Fashion design at UA measures up to schools in cities like New York
By Evan Edwards
TUSCALOOSA — New York, Los Angeles and Chicago are just a few of the places that might come to mind when you think of the location of a fashion school.
However, the University of Alabama tops many people’s lists when they choose to study design or fashion merchandising.
Despite the array of city-based art schools across the country, UA proves that bustling streets and metro cards are not necessary to receive a credible fashion degree.
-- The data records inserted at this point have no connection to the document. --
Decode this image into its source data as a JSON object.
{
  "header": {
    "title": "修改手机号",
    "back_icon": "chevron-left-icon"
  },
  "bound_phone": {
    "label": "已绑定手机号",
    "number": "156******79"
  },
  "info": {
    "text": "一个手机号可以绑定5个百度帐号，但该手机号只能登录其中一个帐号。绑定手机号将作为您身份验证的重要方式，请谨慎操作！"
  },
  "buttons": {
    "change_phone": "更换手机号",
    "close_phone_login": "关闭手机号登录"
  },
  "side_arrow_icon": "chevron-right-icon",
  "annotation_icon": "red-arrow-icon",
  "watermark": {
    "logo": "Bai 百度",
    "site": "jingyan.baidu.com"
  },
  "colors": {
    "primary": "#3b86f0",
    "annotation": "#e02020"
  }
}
The sewing machines of Doster Hall, home base for the department of clothing, textiles and interior design, were actually once used by the season six winner of “Project Runway Allstars”—Anthony Williams.
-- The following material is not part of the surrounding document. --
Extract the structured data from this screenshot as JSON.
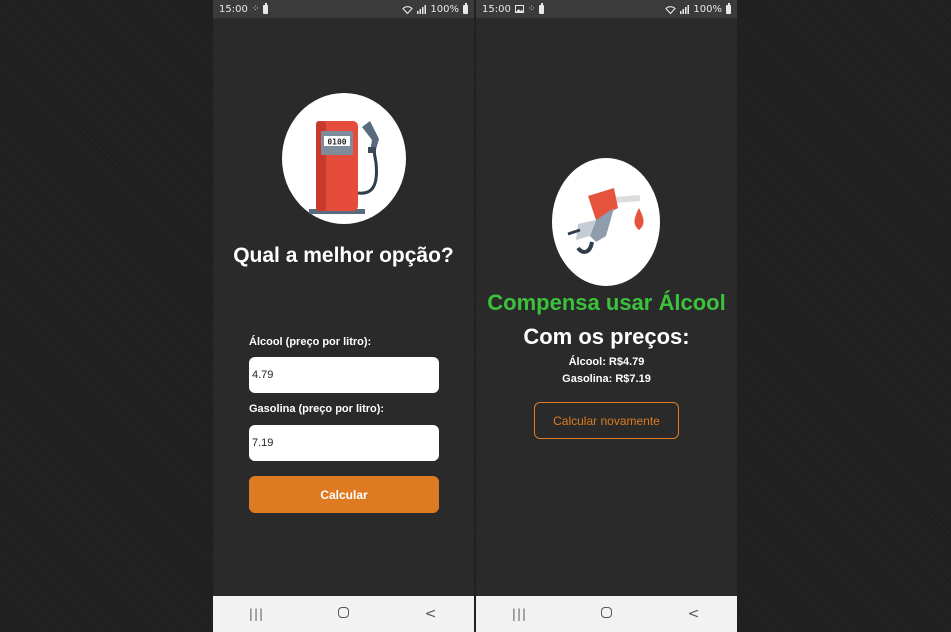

In search for a unique resume, Haley Roach, a freshman majoring in apparel and textiles with a concentration in fashion retail, selected Alabama for her higher education experience.
“I chose Alabama because I wanted to stand out more in my degree,” Roach said. “I didn’t want to go to a big fashion school like FIT and be one of the millions.”
Roach, a native of Nashville, understands there is more knowledge to acquire when it comes to the fashion world.
“I’m in a lot of introduction classes right now, so it’s more of learning the basics and backgrounds,” Roach said. “Like the fabrics that make up clothes and the fibers and yarns that make up the fabric.”
Makenzie Tokes, a senior who is studying apparel design, said that it was her parents who encouraged her to attend the University of Alabama.
“My parents wanted me to study at a university instead of an art or design school in case I ended up not liking design and wouldn’t be able to change my major as easily as a four-year institution,” Tokes said.
Although Tokes, who is originally from Florida, did not decide to attend fashion schools like SCAD and FIT for undergraduate, she doesn’t count them out in future endeavors.
“I know they do courses for college graduates, so I may look into some of those to keep my skills going after graduating from UA,” Tokes said.
As for now, Tokes plans to move to Dallas over the summer and launch her own online store.
“If I decide Dallas is a good fit for my online boutique, I am going to open a storefront there and start manufacturing my designs in my store,” Tokes said.
Maggie Crow, a 2020 UA graduate who majored in apparel and textiles with a concentration in fashion retail, appreciates the versatile education she received as a fashion student.
“I think the fashion program at UA is elite, of course, but I personally like how much it stays on the business track and requires so many basic courses in business,” Crow said. “I still feel like I got an extremely well-rounded education—even if I don’t end up fully in the fashion industry.”
Crow also credits The University of Alabama’s elite stature for the numerous employment opportunities she has encountered.
“I’m super proud to be a Bama grad,” Crow said. “I have found, through jobs and internships that Alabama graduates have an excellent reputation in work industries.”